** GIVEN DATA follows **
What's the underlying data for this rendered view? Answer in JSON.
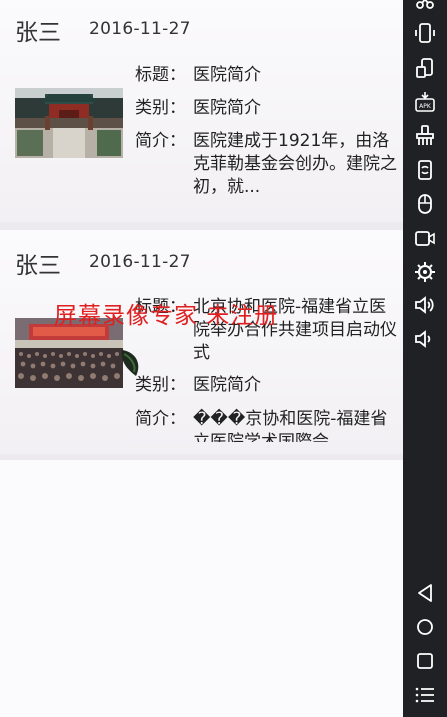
{
  "labels": {
    "title": "标题：",
    "category": "类别：",
    "intro": "简介："
  },
  "items": [
    {
      "author": "张三",
      "date": "2016-11-27",
      "title": "医院简介",
      "category": "医院简介",
      "intro": "医院建成于1921年，由洛克菲勒基金会创办。建院之初，就..."
    },
    {
      "author": "张三",
      "date": "2016-11-27",
      "title": "北京协和医院-福建省立医院举办合作共建项目启动仪式",
      "category": "医院简介",
      "intro": "���京协和医院-福建省立医院学术国際会"
    }
  ],
  "watermark": "屏幕录像专家 未注册",
  "toolbar": {
    "icons": [
      "scissors-icon",
      "rotate-phone-icon",
      "screen-size-icon",
      "apk-install-icon",
      "brush-icon",
      "phone-rotate-icon",
      "mouse-icon",
      "video-record-icon",
      "settings-gear-icon",
      "volume-up-icon",
      "volume-down-icon",
      "back-icon",
      "home-icon",
      "recents-icon",
      "menu-icon"
    ]
  }
}
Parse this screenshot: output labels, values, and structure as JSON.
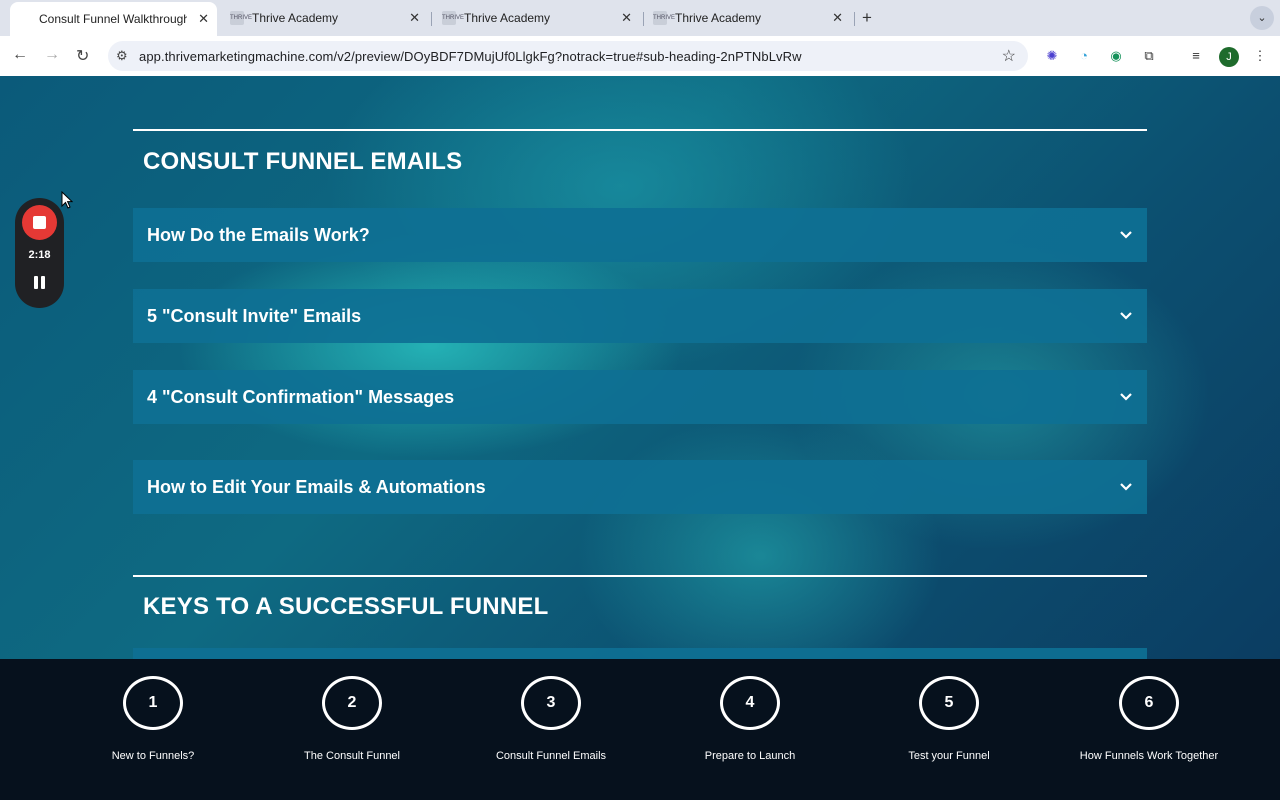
{
  "browser": {
    "tabs": [
      {
        "title": "Consult Funnel Walkthrough",
        "active": true
      },
      {
        "title": "Thrive Academy",
        "active": false
      },
      {
        "title": "Thrive Academy",
        "active": false
      },
      {
        "title": "Thrive Academy",
        "active": false
      }
    ],
    "url": "app.thrivemarketingmachine.com/v2/preview/DOyBDF7DMujUf0LlgkFg?notrack=true#sub-heading-2nPTNbLvRw",
    "profile_initial": "J",
    "favicon_text": "THRIVE"
  },
  "recorder": {
    "elapsed": "2:18"
  },
  "sections": [
    {
      "title": "CONSULT FUNNEL EMAILS",
      "accordions": [
        "How Do the Emails Work?",
        "5 \"Consult Invite\" Emails",
        "4 \"Consult Confirmation\" Messages",
        "How to Edit Your Emails & Automations"
      ]
    },
    {
      "title": "KEYS TO A SUCCESSFUL FUNNEL",
      "accordions": []
    }
  ],
  "steps": [
    {
      "number": "1",
      "label": "New to Funnels?"
    },
    {
      "number": "2",
      "label": "The Consult Funnel"
    },
    {
      "number": "3",
      "label": "Consult Funnel Emails"
    },
    {
      "number": "4",
      "label": "Prepare to Launch"
    },
    {
      "number": "5",
      "label": "Test your Funnel"
    },
    {
      "number": "6",
      "label": "How Funnels Work Together"
    }
  ],
  "colors": {
    "accordion_bg": "#0e7094",
    "step_bar_bg": "#06111d",
    "record_red": "#e53935"
  }
}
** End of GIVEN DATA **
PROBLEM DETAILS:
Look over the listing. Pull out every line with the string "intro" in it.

ANSWER TO THIS TASK:
    "intro": "简介："
      "intro": "医院建成于1921年，由洛克菲勒基金会创办。建院之初，就..."
      "intro": "���京协和医院-福建省立医院学术国際会"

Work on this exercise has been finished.